When Rich Velez was a teenager living in his native San Francisco, he became interested in sports betting listening to the old Stardust Line radio show from Las Vegas on the powerful late-night signal from KDWN-AM (720).
“I’d listen on my transistor radio to K-Dawn at night,” Velez said. “I used to listen to Lee Pete, Dave Malinsky and Mike Lee. I learned a lot about handicapping from them.”
Velez continued his sports betting education in his 20s, when he worked for a Bay Area bookmaker answering phones and running bets for him in Las Vegas.
Now 53 and a financial adviser, Velez recently went on another sports betting run in Las Vegas that resulted in a $119,200 payday.
Using the alias Monsterloc, Velez went 81-36-2 (69.2 percent) against the spread to win the Golden Nugget’s inaugural Ultimate Football Challenge.

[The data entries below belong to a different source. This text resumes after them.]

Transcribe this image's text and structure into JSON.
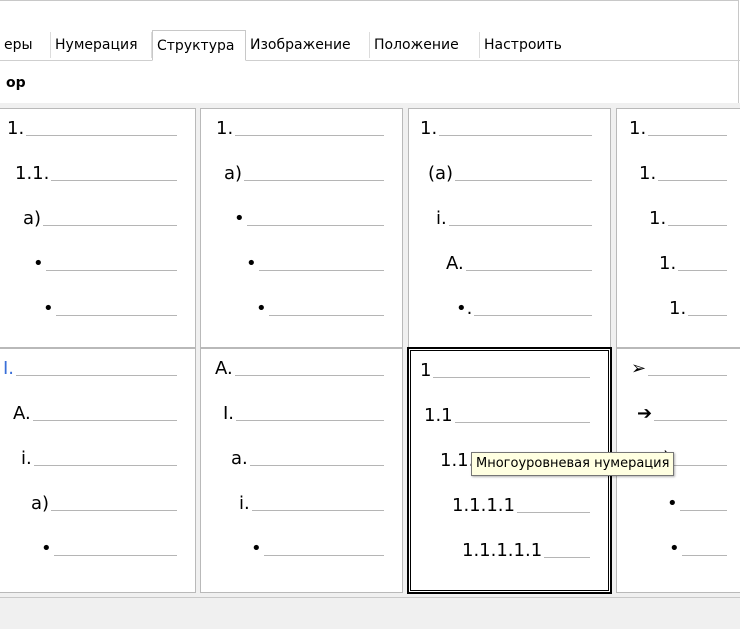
{
  "tabs": [
    {
      "label": "еры",
      "active": false
    },
    {
      "label": "Нумерация",
      "active": false
    },
    {
      "label": "Структура",
      "active": true
    },
    {
      "label": "Изображение",
      "active": false
    },
    {
      "label": "Положение",
      "active": false
    },
    {
      "label": "Настроить",
      "active": false
    }
  ],
  "section_title": "ор",
  "cells": [
    {
      "name": "cell-1",
      "labels": [
        "1.",
        "1.1.",
        "a)",
        "•",
        "•"
      ]
    },
    {
      "name": "cell-2",
      "labels": [
        "1.",
        "a)",
        "•",
        "•",
        "•"
      ]
    },
    {
      "name": "cell-3",
      "labels": [
        "1.",
        "(a)",
        "i.",
        "A.",
        "•."
      ]
    },
    {
      "name": "cell-4",
      "labels": [
        "1.",
        "1.",
        "1.",
        "1.",
        "1."
      ]
    },
    {
      "name": "cell-5",
      "labels": [
        "I.",
        "A.",
        "i.",
        "a)",
        "•"
      ]
    },
    {
      "name": "cell-6",
      "labels": [
        "A.",
        "I.",
        "a.",
        "i.",
        "•"
      ]
    },
    {
      "name": "cell-7",
      "labels": [
        "1",
        "1.1",
        "1.1.1",
        "1.1.1.1",
        "1.1.1.1.1"
      ],
      "selected": true
    },
    {
      "name": "cell-8",
      "labels": [
        "➢",
        "➔",
        ")",
        "•",
        "•"
      ]
    }
  ],
  "tooltip": "Многоуровневая нумерация",
  "colors": {
    "accent_blue": "#3a6fd8",
    "tooltip_bg": "#ffffe1"
  }
}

He topped a field of 308 entries who paid $1,000 apiece and made seven weekly ATS picks on college and NFL sides during the 17-week NFL season.
The top 67 entries finished at least 20 games above .500. Schematic Advantage placed second with a 78-36-5 record for $59,600. Paul Stone, a Tyler, Texas, resident who contributes to the Review-Journal’s betting coverage, placed third with a 77-36-6 mark for $29,800.
Velez, who still lives in San Francisco, decided to enter his first football handicapping contest in Las Vegas because it included college games.
“I was going to be in Vegas, and I can blow $1,000 pretty easily. Once it had the college angle, I said, ‘Let me give this a shot,’” he said. “I’ve always been a little better at college than pro.”
After a few weeks of mixing college and pro picks, Velez went almost exclusively with college plays until Weeks 15 and 16, when he was forced to pick the pros.
“I get a better feel for the lines in college. They’re a little softer because there are so many games,” he said. “I believe emotion plays a little more into it. The highs and lows of teams from week to week. It’s a little easier to find flat spots on a favorite.
“That’s always been my perception, as opposed to the pro lines that are so much sharper.”
Velez, who used a proxy service to submit his picks, made his lines each week, then compared them to the book’s opening lines.
The alias Monsterloc was the name of an online sports betting newsletter Velez wrote for his friends in the 1990s.
“Monsterloc was a takeoff on the touts who used to scream ‘monster bet’ and ‘lock’ and say they hit 80 percent winners,” Velez said.